The digital publication Christian Times Newsletter ran a story Sept. 30 claiming "tens of thousands of fraudulent Clinton votes found in Ohio warehouse."
The story -- which can no longer be found on the site -- said the incident happened in Franklin County and was discovered by a Trump supporter. A photo showed the alleged man inside a warehouse beside 12 black bins, some marked "ballot box."
A month after the story first posted, readers asked if the story about massive fraud in a crucial swing-state could be true. Far from it.
Ohio Secretary of State Jon Husted issued a press release Sept. 30 knocking down the falsehood.
"As a Christian myself, I take offense to reading such unbelievable lies from a publication alleging Christian ties," Husted wrote. "No one from this so-called news outlet bothered to call the Franklin County Board of Elections or the Ohio Secretary of State’s office to verify any facts. It was a deliberate attempt to deceive and mislead. We already get enough of that from the candidates. Enough already."
PolitiFact Ohio attempted to trace the origin of the photo that ran with the online story:
The urban legend busters at Snopes beat us to it, linking to what appears to be the original photo from the Birmingham Mail in England, published in 2015. It looks like the Christian Times Newsletter flipped the original image and scrubbed off some of the "Ballot Box" labels on the bins.
The Christian Times Newsletter identified the man in their photo as Columbus-area electrical worker Randall Prince, and said he discovered the ballots while "doing a routine check" of his company’s wiring and electrical systems. (We left a message for a person with that name but did not hear back by deadline.)
The article alleged that the plan was to slip the fake ballots in with real ones when delivered to official election judges on Nov. 8.
The Franklin County Board of Elections told the Cleveland Plain Dealer that each ballot box, if real, would be secured with a double lock that must be opened with an official from each political party.
The article alleging vote mishandling has popped up on various other websites. PolitiFact Ohio reached out via an online form to the Christian Times Newsletter but has not yet received a response.
The Christian Times Newsletter does not call itself a fake-news site. Subscribers are told "each and every email you receive from us will be intrinsically priceless."
The article claiming "tens of thousands of fraudulent Clinton votes found in Ohio warehouse" is fake.

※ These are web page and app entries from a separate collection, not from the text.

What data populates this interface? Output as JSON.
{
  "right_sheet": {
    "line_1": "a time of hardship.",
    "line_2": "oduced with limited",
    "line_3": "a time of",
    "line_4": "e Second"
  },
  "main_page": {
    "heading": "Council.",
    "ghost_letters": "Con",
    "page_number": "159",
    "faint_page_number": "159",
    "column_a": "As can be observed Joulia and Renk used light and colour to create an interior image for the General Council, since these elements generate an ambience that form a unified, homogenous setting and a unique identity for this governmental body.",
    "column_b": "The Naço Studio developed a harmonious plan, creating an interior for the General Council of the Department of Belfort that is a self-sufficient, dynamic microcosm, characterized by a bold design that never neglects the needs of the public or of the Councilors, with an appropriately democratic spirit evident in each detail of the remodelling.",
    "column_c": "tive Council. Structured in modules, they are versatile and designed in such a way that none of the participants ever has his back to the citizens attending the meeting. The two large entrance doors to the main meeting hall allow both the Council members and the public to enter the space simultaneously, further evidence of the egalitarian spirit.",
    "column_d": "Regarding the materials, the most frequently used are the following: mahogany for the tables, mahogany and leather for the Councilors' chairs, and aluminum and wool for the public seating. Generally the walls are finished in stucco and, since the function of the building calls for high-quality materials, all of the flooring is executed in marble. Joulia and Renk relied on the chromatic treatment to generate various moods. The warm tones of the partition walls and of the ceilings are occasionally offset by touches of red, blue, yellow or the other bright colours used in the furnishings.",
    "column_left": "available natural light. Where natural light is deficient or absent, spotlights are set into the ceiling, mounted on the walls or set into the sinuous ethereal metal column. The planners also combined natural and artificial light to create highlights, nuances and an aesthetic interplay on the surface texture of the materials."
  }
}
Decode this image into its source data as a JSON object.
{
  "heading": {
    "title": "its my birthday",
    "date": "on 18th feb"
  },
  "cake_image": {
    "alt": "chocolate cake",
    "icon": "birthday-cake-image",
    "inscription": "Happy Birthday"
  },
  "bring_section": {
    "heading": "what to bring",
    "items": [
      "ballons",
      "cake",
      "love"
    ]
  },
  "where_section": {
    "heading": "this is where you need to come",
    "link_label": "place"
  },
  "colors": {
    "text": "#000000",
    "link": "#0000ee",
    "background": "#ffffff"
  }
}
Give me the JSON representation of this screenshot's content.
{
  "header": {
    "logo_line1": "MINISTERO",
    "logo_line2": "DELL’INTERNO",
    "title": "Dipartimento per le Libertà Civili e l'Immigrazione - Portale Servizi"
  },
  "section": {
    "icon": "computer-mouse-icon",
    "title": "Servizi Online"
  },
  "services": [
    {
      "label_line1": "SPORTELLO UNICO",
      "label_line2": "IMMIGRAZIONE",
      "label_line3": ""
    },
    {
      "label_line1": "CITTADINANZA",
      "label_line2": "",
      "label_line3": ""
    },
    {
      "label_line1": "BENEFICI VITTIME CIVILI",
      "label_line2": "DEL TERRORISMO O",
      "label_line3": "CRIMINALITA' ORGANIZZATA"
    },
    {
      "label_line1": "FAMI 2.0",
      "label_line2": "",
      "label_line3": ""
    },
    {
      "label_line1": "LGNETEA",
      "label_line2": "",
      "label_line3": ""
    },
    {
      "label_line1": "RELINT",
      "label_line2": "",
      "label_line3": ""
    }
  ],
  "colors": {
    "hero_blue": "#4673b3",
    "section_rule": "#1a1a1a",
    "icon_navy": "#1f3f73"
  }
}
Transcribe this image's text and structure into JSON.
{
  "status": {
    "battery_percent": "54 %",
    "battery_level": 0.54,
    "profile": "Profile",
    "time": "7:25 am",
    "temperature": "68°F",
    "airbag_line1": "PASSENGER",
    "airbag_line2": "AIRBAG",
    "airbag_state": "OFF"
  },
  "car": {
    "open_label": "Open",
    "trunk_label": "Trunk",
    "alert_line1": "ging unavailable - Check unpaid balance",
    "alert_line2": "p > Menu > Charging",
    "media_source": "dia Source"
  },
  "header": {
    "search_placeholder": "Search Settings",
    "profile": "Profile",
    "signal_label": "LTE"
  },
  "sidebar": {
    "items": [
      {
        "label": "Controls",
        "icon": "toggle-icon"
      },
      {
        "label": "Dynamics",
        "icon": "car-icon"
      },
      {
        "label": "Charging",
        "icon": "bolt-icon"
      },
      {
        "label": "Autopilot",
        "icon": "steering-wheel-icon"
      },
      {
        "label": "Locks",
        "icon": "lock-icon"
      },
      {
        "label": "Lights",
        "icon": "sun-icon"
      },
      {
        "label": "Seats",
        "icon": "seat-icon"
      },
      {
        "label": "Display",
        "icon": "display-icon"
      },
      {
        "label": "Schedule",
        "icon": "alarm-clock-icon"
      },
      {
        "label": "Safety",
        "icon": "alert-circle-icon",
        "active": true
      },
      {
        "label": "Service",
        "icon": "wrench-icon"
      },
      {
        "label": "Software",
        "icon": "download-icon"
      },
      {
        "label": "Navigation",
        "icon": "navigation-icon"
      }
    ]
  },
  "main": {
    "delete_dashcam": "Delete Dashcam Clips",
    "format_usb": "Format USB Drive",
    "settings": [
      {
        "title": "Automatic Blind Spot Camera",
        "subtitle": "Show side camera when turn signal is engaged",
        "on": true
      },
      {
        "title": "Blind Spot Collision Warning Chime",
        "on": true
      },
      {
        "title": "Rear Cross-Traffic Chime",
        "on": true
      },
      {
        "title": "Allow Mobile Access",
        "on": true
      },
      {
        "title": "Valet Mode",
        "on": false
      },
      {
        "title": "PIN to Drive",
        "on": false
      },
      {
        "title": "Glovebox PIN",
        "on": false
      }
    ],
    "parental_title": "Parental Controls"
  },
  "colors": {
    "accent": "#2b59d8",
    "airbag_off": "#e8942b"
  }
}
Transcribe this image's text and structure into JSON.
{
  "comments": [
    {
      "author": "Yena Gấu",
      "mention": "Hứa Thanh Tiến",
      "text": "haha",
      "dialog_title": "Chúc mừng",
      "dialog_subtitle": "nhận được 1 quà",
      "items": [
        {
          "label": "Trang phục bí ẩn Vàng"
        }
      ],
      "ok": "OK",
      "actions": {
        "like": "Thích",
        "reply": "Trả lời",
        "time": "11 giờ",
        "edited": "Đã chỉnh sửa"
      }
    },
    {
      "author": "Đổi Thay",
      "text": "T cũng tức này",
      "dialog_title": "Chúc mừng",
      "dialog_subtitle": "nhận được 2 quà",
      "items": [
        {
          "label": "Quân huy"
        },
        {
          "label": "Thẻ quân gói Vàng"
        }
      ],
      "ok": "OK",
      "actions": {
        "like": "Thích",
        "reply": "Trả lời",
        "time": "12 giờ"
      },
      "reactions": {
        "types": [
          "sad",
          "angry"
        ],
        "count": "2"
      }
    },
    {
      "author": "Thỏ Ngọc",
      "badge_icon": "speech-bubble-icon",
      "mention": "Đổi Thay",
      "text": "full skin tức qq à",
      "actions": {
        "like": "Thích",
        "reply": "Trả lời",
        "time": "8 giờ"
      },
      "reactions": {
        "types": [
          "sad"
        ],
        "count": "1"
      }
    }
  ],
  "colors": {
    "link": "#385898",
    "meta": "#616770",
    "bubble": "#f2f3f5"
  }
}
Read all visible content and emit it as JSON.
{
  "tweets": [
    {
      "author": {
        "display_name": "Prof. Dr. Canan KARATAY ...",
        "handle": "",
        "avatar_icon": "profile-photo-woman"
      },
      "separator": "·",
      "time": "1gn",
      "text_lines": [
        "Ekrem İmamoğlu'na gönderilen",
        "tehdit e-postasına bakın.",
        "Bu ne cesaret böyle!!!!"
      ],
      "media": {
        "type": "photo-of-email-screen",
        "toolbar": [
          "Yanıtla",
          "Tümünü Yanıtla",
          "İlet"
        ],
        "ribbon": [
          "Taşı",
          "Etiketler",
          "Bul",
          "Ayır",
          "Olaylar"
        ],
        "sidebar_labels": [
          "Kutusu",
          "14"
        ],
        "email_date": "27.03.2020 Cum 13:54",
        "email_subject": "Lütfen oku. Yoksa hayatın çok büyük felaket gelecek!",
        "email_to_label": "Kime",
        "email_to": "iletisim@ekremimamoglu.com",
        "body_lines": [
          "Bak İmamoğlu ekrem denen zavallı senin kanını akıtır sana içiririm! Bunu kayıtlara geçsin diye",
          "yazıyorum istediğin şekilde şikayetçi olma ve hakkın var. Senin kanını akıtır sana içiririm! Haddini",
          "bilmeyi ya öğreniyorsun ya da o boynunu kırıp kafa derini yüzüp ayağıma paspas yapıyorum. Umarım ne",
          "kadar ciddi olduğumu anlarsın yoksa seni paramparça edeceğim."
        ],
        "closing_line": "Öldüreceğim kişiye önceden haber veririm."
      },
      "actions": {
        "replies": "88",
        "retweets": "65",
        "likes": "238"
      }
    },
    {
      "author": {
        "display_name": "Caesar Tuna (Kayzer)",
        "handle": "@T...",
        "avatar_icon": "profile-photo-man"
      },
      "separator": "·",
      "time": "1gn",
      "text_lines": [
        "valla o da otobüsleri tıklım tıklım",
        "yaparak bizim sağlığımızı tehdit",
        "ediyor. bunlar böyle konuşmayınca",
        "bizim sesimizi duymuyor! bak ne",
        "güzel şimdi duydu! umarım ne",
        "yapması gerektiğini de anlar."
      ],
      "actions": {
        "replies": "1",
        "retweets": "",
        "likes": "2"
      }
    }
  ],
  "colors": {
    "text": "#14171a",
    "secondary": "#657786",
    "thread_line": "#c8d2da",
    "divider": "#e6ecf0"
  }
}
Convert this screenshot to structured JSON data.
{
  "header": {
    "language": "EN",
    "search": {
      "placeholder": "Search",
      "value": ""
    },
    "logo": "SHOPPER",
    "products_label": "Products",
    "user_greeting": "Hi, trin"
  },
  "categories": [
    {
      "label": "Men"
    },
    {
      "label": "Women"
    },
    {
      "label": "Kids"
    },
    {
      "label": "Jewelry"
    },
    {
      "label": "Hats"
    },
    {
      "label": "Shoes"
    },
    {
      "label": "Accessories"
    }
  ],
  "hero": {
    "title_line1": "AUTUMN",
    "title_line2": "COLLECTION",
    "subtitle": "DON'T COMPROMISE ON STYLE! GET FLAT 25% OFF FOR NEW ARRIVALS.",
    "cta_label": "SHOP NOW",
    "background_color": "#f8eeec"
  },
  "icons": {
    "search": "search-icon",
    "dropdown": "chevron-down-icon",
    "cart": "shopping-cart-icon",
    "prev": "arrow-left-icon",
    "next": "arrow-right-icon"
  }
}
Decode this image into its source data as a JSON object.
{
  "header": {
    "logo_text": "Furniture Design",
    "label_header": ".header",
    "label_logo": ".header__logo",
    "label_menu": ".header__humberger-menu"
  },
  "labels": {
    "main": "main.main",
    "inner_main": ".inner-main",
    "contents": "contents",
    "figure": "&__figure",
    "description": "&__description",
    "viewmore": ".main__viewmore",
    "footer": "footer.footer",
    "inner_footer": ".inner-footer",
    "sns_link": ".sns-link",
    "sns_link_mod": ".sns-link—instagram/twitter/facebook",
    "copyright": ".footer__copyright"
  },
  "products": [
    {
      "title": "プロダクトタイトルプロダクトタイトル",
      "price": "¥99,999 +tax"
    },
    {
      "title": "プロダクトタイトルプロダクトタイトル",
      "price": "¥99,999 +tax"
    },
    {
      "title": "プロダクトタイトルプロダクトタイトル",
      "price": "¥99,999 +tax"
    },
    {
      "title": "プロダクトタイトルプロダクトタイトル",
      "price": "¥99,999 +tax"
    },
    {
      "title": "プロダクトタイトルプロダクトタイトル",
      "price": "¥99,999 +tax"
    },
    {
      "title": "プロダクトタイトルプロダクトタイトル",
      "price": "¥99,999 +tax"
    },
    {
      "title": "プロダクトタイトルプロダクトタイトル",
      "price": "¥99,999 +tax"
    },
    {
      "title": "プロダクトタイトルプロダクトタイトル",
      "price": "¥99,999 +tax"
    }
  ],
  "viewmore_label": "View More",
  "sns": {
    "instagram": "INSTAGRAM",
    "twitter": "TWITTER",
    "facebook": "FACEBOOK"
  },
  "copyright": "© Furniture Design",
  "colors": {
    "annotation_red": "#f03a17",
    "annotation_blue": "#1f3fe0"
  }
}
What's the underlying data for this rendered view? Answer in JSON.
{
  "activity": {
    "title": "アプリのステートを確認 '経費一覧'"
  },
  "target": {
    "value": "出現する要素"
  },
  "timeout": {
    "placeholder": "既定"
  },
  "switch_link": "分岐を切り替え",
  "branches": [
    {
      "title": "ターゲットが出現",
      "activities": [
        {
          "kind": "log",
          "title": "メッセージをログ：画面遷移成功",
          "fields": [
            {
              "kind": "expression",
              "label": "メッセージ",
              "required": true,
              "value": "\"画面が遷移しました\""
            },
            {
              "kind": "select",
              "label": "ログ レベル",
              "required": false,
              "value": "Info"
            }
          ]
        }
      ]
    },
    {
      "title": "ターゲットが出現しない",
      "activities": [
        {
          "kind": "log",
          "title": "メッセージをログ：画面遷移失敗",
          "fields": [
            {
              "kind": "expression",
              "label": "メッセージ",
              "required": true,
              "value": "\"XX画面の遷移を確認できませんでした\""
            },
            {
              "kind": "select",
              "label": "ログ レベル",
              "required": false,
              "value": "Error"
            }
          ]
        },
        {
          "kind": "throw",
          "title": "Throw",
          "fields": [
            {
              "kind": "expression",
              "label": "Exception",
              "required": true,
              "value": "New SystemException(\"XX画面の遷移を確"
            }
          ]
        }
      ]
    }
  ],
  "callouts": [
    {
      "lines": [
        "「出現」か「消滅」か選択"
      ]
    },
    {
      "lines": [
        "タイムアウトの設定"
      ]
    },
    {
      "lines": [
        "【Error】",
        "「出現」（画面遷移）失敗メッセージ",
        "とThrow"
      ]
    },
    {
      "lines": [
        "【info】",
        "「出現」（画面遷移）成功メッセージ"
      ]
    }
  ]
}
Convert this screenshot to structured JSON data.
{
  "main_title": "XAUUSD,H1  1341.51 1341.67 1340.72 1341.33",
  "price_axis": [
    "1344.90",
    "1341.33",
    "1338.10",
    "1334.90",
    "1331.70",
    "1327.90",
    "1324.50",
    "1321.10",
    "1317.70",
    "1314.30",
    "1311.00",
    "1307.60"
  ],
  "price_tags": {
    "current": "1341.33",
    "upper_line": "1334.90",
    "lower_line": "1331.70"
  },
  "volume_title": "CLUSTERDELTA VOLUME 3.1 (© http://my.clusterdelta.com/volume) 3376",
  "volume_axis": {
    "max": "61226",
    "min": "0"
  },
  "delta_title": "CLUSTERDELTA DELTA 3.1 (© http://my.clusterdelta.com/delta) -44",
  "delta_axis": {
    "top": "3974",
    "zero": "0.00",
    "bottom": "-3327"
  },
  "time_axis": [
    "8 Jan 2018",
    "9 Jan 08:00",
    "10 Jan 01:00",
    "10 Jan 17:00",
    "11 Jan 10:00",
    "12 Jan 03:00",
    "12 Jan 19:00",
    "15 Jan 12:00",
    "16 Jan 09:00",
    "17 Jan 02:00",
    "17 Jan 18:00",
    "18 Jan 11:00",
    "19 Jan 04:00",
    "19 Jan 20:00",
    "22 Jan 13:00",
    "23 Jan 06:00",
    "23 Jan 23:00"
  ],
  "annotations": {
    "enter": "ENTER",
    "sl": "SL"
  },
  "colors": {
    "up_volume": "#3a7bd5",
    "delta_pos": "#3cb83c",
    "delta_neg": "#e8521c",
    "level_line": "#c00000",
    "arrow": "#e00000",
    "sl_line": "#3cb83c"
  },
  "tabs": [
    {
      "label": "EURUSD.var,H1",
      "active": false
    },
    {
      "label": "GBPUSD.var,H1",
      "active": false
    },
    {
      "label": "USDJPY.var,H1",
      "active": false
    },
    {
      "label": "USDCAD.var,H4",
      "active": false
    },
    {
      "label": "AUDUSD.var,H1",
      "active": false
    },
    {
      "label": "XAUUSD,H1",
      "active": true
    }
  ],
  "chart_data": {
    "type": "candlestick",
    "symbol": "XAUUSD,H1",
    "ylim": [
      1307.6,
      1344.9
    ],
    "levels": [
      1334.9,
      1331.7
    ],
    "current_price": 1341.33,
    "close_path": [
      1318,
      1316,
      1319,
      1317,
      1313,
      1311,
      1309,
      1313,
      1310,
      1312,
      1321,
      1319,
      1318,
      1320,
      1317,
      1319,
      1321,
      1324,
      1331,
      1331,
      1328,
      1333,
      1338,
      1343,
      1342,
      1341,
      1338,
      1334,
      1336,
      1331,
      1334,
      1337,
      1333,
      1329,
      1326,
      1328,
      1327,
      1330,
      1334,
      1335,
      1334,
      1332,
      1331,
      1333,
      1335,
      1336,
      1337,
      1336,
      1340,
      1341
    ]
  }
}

State and local elections officials have criticized the website for running a made-up story, and the accompanying photo in the piece is a doctored version of a picture taken by a publication in the United Kingdom.
We rate this claim Pants on Fire!